--- Required action ---
Search the records for "icons". Report every line where it occurs.
::: Material for this exercise
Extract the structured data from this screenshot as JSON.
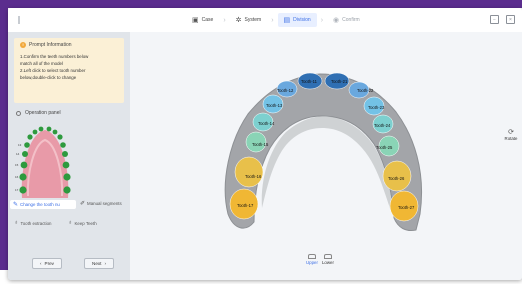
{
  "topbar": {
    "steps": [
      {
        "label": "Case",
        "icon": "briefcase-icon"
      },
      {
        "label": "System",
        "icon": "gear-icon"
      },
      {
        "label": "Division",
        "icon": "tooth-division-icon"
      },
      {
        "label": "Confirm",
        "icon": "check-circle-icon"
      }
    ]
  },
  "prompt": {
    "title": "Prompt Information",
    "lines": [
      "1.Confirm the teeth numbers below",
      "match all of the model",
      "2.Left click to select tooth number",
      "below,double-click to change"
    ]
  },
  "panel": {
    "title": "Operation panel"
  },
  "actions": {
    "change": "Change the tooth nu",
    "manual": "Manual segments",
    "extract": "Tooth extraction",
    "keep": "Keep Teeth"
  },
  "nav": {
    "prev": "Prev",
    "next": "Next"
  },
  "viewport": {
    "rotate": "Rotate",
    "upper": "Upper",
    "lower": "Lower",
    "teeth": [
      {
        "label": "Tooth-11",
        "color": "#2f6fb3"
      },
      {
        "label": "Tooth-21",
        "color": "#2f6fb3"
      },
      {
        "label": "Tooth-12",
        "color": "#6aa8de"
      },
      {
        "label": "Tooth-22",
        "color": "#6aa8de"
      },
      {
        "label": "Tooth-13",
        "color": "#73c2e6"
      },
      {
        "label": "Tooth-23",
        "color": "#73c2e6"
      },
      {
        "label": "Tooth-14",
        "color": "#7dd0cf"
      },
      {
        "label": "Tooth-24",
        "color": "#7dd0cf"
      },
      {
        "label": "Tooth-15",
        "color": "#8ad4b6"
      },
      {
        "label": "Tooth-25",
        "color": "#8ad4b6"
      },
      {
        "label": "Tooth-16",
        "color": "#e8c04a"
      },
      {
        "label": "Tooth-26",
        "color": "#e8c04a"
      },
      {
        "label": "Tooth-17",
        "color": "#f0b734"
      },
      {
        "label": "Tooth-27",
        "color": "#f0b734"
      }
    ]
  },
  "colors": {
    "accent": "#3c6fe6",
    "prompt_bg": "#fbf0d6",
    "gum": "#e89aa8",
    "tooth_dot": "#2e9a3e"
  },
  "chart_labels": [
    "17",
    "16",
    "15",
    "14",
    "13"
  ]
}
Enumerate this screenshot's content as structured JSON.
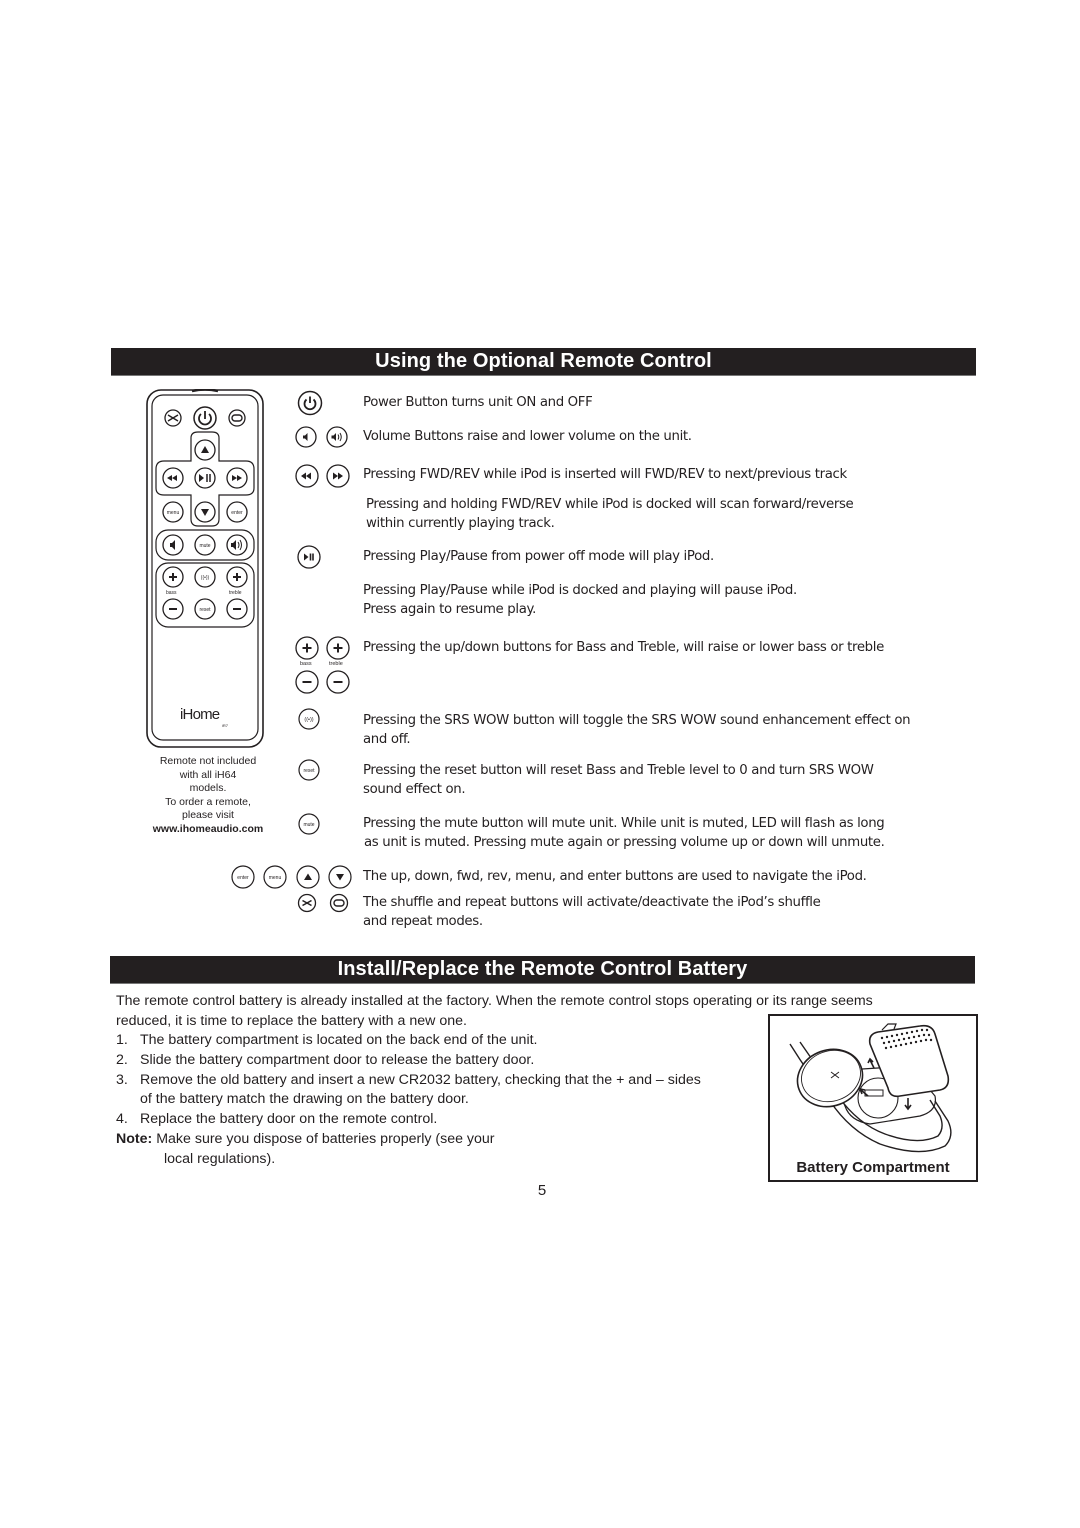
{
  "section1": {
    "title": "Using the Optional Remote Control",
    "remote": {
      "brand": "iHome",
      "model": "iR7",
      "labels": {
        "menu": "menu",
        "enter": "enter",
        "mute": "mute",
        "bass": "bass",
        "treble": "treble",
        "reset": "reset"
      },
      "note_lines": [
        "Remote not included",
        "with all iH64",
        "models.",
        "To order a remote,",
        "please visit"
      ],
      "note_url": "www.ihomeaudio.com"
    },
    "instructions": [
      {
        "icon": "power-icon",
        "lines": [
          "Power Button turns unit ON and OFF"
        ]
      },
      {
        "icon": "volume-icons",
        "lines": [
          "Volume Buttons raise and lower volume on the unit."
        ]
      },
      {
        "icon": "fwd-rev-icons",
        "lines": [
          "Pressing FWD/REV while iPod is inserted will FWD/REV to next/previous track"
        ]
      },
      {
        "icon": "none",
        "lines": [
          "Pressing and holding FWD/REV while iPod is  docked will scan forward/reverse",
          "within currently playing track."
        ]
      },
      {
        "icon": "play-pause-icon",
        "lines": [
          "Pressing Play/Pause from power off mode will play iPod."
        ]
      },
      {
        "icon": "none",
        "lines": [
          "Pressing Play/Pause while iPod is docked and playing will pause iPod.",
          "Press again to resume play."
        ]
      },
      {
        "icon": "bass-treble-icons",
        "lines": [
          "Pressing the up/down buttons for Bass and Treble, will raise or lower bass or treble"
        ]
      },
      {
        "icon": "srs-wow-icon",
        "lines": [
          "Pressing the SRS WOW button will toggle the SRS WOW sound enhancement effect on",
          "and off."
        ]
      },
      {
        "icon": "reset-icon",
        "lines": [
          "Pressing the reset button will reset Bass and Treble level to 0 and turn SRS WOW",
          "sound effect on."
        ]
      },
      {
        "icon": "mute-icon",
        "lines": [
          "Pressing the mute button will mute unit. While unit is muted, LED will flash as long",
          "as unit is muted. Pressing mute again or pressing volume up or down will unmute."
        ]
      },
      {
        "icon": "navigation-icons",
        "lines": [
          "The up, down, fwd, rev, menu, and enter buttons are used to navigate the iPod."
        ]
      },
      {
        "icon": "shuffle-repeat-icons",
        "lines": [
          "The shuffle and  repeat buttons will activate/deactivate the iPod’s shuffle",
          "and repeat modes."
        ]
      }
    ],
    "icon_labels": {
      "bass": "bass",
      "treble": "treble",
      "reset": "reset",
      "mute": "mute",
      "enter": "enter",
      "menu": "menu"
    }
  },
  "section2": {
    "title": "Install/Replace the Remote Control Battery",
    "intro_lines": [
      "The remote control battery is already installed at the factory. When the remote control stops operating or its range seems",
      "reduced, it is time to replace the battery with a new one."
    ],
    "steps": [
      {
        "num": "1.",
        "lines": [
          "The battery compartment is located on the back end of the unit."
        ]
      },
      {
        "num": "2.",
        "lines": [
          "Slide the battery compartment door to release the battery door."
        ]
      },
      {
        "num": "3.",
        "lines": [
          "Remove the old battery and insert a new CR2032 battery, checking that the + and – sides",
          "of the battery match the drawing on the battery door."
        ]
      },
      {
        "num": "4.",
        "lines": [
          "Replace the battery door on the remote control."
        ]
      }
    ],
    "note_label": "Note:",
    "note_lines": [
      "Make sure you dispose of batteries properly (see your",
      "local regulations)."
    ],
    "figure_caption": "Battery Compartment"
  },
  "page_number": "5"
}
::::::
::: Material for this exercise
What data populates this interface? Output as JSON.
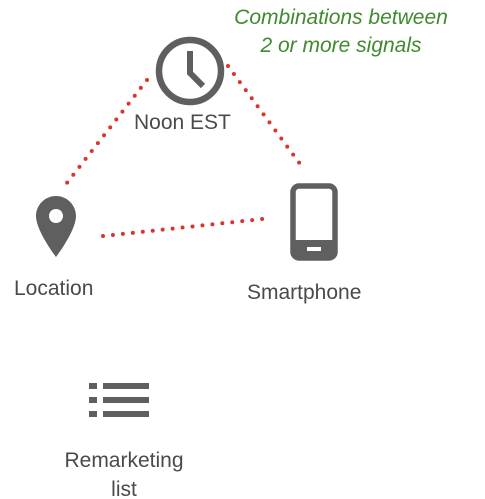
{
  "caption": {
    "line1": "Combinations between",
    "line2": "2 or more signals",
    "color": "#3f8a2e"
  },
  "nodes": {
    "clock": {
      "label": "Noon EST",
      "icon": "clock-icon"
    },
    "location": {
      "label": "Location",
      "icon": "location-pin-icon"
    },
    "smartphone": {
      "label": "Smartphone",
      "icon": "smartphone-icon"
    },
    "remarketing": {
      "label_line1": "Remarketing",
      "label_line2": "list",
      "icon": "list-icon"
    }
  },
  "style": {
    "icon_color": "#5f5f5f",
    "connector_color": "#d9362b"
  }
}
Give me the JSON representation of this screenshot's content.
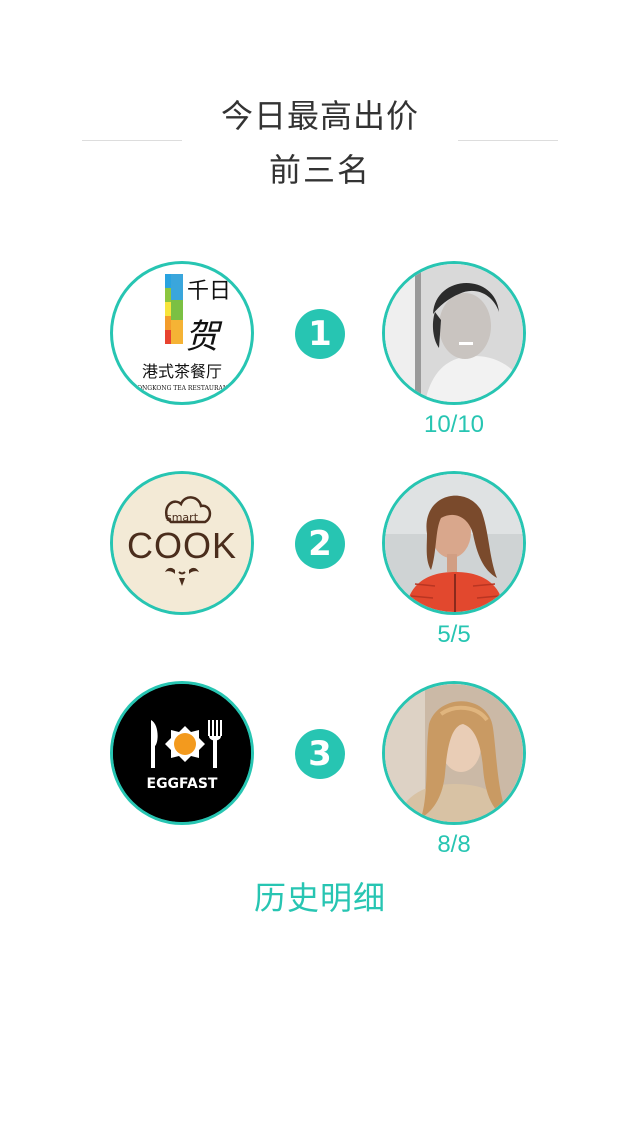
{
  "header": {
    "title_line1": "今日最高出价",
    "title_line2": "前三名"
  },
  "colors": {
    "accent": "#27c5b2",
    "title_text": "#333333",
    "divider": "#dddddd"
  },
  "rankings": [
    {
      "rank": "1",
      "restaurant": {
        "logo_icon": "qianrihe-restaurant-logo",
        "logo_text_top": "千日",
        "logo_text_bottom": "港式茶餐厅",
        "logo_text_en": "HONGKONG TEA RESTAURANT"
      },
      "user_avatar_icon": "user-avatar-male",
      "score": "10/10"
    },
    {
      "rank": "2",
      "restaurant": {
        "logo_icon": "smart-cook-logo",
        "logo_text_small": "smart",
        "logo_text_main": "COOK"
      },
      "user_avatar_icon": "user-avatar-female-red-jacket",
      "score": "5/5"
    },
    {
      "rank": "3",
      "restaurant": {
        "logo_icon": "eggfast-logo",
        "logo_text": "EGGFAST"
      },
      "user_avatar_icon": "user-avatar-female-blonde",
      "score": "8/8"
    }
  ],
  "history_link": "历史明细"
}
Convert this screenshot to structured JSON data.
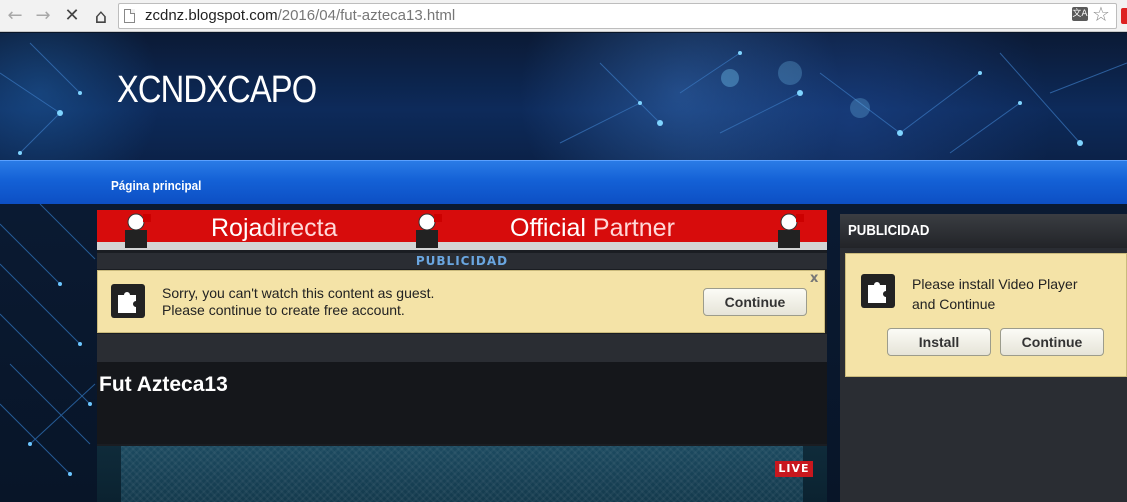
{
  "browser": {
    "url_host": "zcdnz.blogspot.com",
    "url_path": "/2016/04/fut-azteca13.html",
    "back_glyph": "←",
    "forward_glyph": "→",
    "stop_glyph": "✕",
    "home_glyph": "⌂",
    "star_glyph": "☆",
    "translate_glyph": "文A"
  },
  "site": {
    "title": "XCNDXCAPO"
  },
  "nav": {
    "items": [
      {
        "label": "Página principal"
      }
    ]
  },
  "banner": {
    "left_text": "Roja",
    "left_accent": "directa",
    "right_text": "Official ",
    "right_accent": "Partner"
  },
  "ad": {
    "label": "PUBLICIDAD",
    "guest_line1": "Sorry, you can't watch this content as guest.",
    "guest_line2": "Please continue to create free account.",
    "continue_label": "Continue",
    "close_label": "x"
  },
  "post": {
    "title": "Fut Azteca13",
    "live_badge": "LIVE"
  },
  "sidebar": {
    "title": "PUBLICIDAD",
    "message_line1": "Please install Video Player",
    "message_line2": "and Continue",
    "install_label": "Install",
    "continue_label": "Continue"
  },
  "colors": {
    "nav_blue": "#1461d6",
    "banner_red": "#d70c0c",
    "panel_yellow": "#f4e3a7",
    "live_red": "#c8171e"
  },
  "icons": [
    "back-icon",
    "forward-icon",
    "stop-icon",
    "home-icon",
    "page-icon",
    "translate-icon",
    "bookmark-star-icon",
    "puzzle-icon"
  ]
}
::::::
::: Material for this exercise
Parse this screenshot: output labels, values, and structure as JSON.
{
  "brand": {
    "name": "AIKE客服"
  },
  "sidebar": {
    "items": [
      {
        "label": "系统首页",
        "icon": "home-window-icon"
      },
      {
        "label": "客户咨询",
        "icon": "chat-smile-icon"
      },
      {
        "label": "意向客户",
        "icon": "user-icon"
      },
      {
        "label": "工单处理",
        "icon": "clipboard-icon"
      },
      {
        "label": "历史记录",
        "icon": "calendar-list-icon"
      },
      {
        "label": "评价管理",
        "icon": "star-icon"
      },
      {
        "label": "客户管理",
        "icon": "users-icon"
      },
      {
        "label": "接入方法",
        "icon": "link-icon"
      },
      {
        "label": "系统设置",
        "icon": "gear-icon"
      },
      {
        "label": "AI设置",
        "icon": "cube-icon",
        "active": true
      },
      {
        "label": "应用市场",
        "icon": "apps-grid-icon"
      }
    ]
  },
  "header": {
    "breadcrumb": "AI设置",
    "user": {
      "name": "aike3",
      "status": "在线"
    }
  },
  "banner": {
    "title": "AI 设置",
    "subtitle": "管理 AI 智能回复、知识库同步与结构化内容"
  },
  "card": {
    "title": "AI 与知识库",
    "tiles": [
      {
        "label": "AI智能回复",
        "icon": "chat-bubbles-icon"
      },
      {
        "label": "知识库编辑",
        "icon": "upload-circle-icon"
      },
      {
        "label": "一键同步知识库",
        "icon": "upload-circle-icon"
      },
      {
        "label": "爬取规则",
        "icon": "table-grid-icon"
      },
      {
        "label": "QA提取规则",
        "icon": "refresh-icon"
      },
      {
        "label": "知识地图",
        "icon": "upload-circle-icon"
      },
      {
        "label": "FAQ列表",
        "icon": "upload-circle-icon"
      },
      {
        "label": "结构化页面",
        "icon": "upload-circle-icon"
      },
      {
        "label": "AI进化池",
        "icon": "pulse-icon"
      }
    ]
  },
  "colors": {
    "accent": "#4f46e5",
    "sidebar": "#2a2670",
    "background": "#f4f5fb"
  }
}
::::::
--- Your response ---
        "icon": "volume-icons",
        "icon": "fwd-rev-icons",
        "icon": "bass-treble-icons",
        "icon": "navigation-icons",
        "icon": "shuffle-repeat-icons",
  "icons": [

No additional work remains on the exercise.